because you would not see your truest friend
and despised all you might have else enjoyed.
I ache over you, as the pages end,
though, yes, “Tomorrow is another day.”
We knew your iron will would never bend;
until it broke, shattered like hardened clay
baked in the unyielding sun of scorn.
Those green eyes that would make the others pay
for the burned cotton and the trampled corn.
And we are just like you, firm but desolate
lovers who press our thumbs into the thorn—
We use Confederate coin to pay our debt
and soiled rags to polish our regret.
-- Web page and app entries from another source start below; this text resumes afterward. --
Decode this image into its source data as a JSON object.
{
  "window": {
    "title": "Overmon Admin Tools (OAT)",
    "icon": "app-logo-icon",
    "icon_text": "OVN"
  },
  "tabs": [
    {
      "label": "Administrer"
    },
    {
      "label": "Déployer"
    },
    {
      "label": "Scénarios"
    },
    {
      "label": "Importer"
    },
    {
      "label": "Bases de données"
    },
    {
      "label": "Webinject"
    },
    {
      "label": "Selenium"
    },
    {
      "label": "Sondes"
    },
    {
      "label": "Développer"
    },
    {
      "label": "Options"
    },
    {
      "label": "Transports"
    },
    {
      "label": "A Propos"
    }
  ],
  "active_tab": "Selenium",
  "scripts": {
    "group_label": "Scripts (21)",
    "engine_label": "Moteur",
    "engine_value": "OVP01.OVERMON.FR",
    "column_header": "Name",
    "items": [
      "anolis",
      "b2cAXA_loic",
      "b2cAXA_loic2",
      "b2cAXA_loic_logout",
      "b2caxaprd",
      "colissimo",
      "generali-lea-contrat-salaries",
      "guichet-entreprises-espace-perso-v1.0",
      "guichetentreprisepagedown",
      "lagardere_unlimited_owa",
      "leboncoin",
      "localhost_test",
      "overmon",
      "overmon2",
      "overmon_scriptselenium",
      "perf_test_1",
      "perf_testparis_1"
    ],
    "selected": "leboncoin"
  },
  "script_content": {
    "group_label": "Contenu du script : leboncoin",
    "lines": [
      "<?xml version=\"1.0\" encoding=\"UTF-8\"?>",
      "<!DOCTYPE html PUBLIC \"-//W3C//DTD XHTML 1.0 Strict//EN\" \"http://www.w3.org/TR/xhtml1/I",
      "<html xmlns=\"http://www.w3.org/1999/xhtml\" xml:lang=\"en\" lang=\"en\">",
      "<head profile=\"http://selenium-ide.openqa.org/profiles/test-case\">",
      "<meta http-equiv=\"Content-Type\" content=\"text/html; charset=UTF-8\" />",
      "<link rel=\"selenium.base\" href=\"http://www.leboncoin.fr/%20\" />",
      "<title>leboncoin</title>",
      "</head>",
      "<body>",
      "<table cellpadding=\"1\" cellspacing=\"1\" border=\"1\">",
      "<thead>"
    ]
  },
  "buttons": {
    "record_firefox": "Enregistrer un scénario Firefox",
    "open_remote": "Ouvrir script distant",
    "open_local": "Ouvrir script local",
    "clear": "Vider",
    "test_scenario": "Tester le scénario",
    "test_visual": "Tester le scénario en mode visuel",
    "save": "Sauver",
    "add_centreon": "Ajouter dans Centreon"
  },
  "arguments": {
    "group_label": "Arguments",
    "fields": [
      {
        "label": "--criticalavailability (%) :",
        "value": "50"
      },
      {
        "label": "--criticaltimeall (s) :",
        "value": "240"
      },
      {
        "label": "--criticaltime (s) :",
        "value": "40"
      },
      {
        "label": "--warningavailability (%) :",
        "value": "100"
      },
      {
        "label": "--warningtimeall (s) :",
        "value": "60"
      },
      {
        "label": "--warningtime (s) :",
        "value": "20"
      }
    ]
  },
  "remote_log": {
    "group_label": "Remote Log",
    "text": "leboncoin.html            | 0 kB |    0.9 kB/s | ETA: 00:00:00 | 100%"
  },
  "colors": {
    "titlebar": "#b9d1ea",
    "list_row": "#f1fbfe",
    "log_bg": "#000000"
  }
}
I just finished reading Margaret Mitchell’s Gone with the Wind yesterday. Despite serious reservations about the politics of race and history that pervade that story, I found the depictions of Scarlet’s selfishness and her regret over the squandered opportunities for love all too true. That novel ends with the line, “After all, tomorrow is another day,” which you can see incorporated into the poem above. Also, you should read the poem by Ernest Dowson that lent the book it’s name, “Non Sum Qualis Eram Bonae Sub Regno Cynarae.”